Filter the listing below down to the lines holding the word "number", and copy those lines.

-- Exercise inputs follows --

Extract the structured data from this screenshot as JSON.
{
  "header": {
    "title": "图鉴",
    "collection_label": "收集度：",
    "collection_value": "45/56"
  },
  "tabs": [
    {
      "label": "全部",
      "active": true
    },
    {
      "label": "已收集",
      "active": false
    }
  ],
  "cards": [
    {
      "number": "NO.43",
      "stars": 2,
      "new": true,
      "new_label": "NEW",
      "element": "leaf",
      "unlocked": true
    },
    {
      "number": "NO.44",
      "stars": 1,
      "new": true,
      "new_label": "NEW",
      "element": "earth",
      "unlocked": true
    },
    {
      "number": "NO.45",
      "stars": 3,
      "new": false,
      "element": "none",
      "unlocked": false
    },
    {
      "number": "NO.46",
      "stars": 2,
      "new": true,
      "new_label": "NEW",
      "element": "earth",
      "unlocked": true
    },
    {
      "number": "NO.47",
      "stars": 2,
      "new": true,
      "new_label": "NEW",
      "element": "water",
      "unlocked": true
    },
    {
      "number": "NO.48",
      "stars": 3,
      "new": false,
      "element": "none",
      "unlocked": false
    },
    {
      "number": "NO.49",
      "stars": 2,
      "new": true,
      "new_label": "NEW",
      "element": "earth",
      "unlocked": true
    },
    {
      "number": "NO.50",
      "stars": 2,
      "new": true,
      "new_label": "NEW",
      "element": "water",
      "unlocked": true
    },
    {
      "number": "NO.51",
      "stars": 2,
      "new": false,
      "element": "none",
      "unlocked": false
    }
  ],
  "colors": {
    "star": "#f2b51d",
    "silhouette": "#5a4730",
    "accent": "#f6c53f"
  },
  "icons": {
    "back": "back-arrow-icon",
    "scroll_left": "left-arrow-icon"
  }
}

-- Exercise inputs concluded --

= Task result =
      "number": "NO.43",
      "number": "NO.44",
      "number": "NO.45",
      "number": "NO.46",
      "number": "NO.47",
      "number": "NO.48",
      "number": "NO.49",
      "number": "NO.50",
      "number": "NO.51",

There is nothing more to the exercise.